By Stan Friedman
CHICAGO, IL (July 27, 2013) – Richard Carlson, professor emeritus of ministry at North Park Theological Seminary and a former pastor, died early this morning after a long battle with esophageal cancer.
Carlson, 73, earned his bachelor’s degree at North Park College; M.Div. from Union Theological Seminary in New York; and his DMin from McCormick Theological Seminary in Chicago.
He served Immanuel Covenant Church in Bronx, New York; Trinity Covenant Church in Livingston, New Jersey; and Douglas Park Covenant Church in Chicago.
Carlson began teaching at the seminary in 1978 and taught spiritual formation and ministry until 2012.
Carlson was too sick to attend the Covenant Annual Meeting in June, but President Gary Walter highlighted his legacy in comments to delegates.
“Richard was ahead of his time,” Walter said. “He was always encouraging us to remember the poor and those on the margins, encouraging us to not escape the world but to engage the world and its struggles. Richard used his agile mind to help us do just that and how to walk slowly home to Jesus with dignity, graciousness, and confidence in the mercies of God.”
Walter told the gathering he had asked Carlson if there was a message he would like shared with the delegates. Carlson replied, “In the midst of all that this year has meant for me as I am living with esophageal cancer, I truly have only one word: blessing. I pray that God be with you as president, that the laity may know God’s grace, and that pastors may be fruitful in their daily work.”
Ellen Kogstad, director of the C. John Weborg Center for Spiritual Direction, noted that Carlson had been instrumental in its founding ten years ago. He taught in the center until two years ago. His final cohort honored him when they graduated from the three-year program last month.

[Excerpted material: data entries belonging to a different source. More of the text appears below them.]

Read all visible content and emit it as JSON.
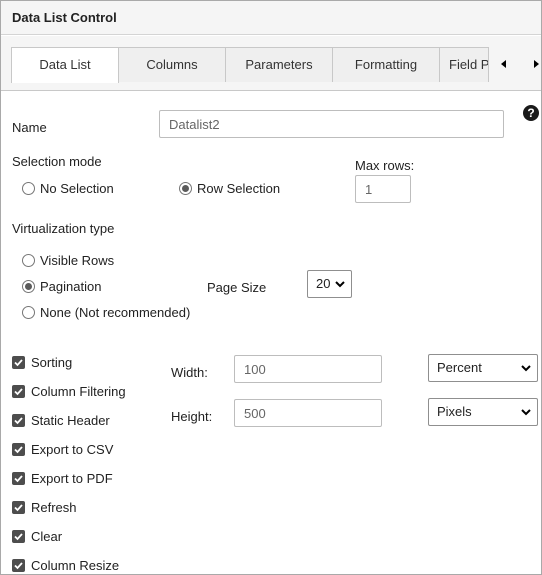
{
  "window": {
    "title": "Data List Control"
  },
  "tabs": [
    {
      "label": "Data List",
      "active": true
    },
    {
      "label": "Columns"
    },
    {
      "label": "Parameters"
    },
    {
      "label": "Formatting"
    },
    {
      "label": "Field P"
    }
  ],
  "tab_scroll": {
    "left_icon": "triangle-left",
    "right_icon": "triangle-right"
  },
  "name": {
    "label": "Name",
    "value": "Datalist2"
  },
  "help_icon": "?",
  "selection_mode": {
    "label": "Selection mode",
    "options": [
      {
        "label": "No Selection",
        "selected": false
      },
      {
        "label": "Row Selection",
        "selected": true
      }
    ]
  },
  "max_rows": {
    "label": "Max rows:",
    "value": "1"
  },
  "virtualization": {
    "label": "Virtualization type",
    "options": [
      {
        "label": "Visible Rows",
        "selected": false
      },
      {
        "label": "Pagination",
        "selected": true
      },
      {
        "label": "None (Not recommended)",
        "selected": false
      }
    ]
  },
  "page_size": {
    "label": "Page Size",
    "value": "20"
  },
  "features": [
    {
      "label": "Sorting",
      "checked": true
    },
    {
      "label": "Column Filtering",
      "checked": true
    },
    {
      "label": "Static Header",
      "checked": true
    },
    {
      "label": "Export to CSV",
      "checked": true
    },
    {
      "label": "Export to PDF",
      "checked": true
    },
    {
      "label": "Refresh",
      "checked": true
    },
    {
      "label": "Clear",
      "checked": true
    },
    {
      "label": "Column Resize",
      "checked": true
    }
  ],
  "width": {
    "label": "Width:",
    "value": "100",
    "unit": "Percent"
  },
  "height": {
    "label": "Height:",
    "value": "500",
    "unit": "Pixels"
  }
}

“Richard was a students’ teacher,” said Jay Phelan, former president and dean at the seminary. “Richard focused on the students and not just his topic. And students flocked to his office for counsel, encouragement, and support. Generations of students benefited from his compassion, his gentleness and his firmness.
“He was also a colleagues’ colleague. He cared for and loved all of us even at our most irascible,” Phelan added. “It is hard to imagine North Park without him in his third-floor office. His door was always open to those who question, perhaps most especially those who questioned themselves and their own worthiness.”

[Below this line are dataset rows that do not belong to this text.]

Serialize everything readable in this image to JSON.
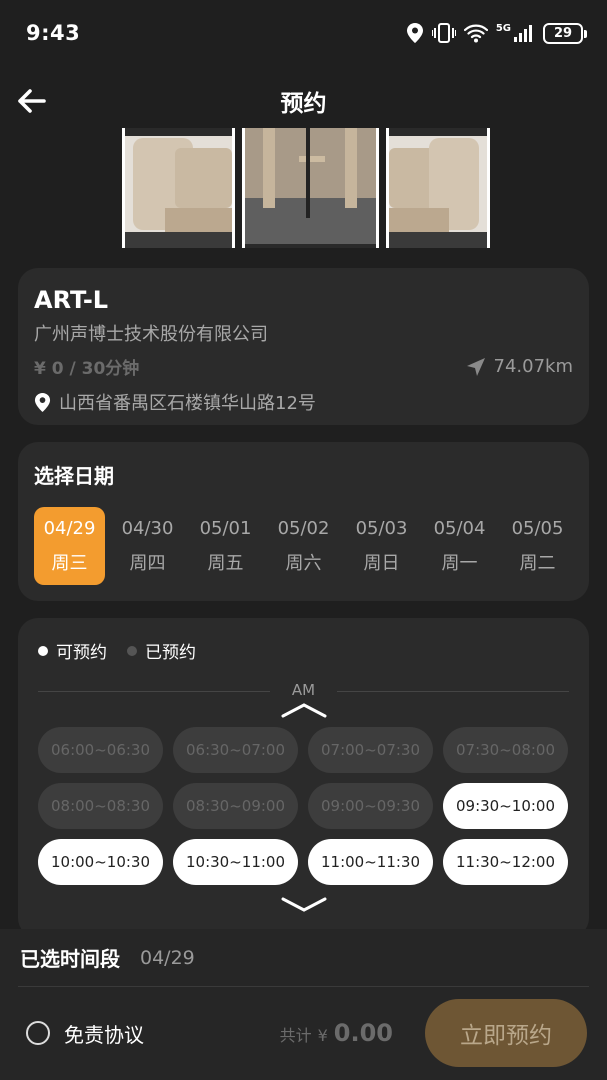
{
  "status_bar": {
    "time": "9:43",
    "network": "5G",
    "battery": "29"
  },
  "header": {
    "title": "预约"
  },
  "venue": {
    "name": "ART-L",
    "company": "广州声博士技术股份有限公司",
    "price": "¥ 0 / 30分钟",
    "distance": "74.07km",
    "address": "山西省番禺区石楼镇华山路12号"
  },
  "date_section": {
    "title": "选择日期",
    "dates": [
      {
        "date": "04/29",
        "weekday": "周三",
        "selected": true
      },
      {
        "date": "04/30",
        "weekday": "周四",
        "selected": false
      },
      {
        "date": "05/01",
        "weekday": "周五",
        "selected": false
      },
      {
        "date": "05/02",
        "weekday": "周六",
        "selected": false
      },
      {
        "date": "05/03",
        "weekday": "周日",
        "selected": false
      },
      {
        "date": "05/04",
        "weekday": "周一",
        "selected": false
      },
      {
        "date": "05/05",
        "weekday": "周二",
        "selected": false
      }
    ]
  },
  "slots_section": {
    "legend_available": "可预约",
    "legend_booked": "已预约",
    "period": "AM",
    "slots": [
      {
        "label": "06:00~06:30",
        "available": false
      },
      {
        "label": "06:30~07:00",
        "available": false
      },
      {
        "label": "07:00~07:30",
        "available": false
      },
      {
        "label": "07:30~08:00",
        "available": false
      },
      {
        "label": "08:00~08:30",
        "available": false
      },
      {
        "label": "08:30~09:00",
        "available": false
      },
      {
        "label": "09:00~09:30",
        "available": false
      },
      {
        "label": "09:30~10:00",
        "available": true
      },
      {
        "label": "10:00~10:30",
        "available": true
      },
      {
        "label": "10:30~11:00",
        "available": true
      },
      {
        "label": "11:00~11:30",
        "available": true
      },
      {
        "label": "11:30~12:00",
        "available": true
      }
    ]
  },
  "footer": {
    "selected_label": "已选时间段",
    "selected_date": "04/29",
    "agreement_label": "免责协议",
    "total_label": "共计",
    "currency": "¥",
    "total_amount": "0.00",
    "book_button": "立即预约"
  },
  "colors": {
    "background": "#1f1f1f",
    "card": "#2b2b2b",
    "accent": "#f39c2f",
    "book_button": "#6e5634"
  }
}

Those thoughts were echoed by former students, including Joshua Danielson, director of young adult ministry and contemporary worship at Arvada Covenant Church, who shared on Carlson’s Facebook page the words he had written in a journal following his seminary experience. “I’ve said it before and I’ll say it again: Richard embodies 1 John 4:18—‘Perfect love drives out fear,’ ” he wrote.
“He reflects the love of Jesus like the moon reflects the sun. I will be forever grateful to him for the hours he spent listening to me in his office, allowing me to be right where I am, never making me feel judged, condemned, or anything other than loved. Simply put, rooms are better when Richard is in them.”

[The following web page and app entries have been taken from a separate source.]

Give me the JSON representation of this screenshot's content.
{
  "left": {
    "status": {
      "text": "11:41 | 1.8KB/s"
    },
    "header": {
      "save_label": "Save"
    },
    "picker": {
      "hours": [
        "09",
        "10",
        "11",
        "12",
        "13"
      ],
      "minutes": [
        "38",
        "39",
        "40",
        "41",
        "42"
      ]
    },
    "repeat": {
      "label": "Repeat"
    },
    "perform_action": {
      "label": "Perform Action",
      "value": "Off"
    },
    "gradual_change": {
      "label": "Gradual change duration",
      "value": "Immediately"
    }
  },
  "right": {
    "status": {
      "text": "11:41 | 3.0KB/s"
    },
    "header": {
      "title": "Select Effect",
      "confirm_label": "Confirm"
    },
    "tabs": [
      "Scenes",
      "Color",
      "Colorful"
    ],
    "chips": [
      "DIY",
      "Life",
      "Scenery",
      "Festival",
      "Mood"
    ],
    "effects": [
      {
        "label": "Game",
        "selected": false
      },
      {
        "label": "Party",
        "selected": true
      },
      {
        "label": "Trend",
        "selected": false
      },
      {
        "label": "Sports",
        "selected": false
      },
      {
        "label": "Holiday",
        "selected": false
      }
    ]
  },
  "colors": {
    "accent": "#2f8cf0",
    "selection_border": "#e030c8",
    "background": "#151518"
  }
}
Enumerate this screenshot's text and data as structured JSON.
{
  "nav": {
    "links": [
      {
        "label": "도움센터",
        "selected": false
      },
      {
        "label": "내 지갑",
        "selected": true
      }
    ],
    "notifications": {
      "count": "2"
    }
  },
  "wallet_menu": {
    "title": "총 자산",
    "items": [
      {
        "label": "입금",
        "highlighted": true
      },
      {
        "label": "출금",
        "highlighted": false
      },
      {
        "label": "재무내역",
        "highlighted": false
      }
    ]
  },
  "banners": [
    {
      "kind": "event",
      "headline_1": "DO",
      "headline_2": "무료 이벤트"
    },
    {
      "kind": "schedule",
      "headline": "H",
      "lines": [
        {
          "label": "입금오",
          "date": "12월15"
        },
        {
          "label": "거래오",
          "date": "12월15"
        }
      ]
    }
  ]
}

Dennis Carlson, associate pastor at Faith Covenant Church in Farmington Hills, Michigan, said advice he received from Carlson as a student in the 1970s has been important to him ever since. “He said, ‘Pastoral ministry was more than a job but less than your life.’ Healthy, balanced perspective.”
Services are pending. Survivors include his wife, Jolene Bergstrom Carlson.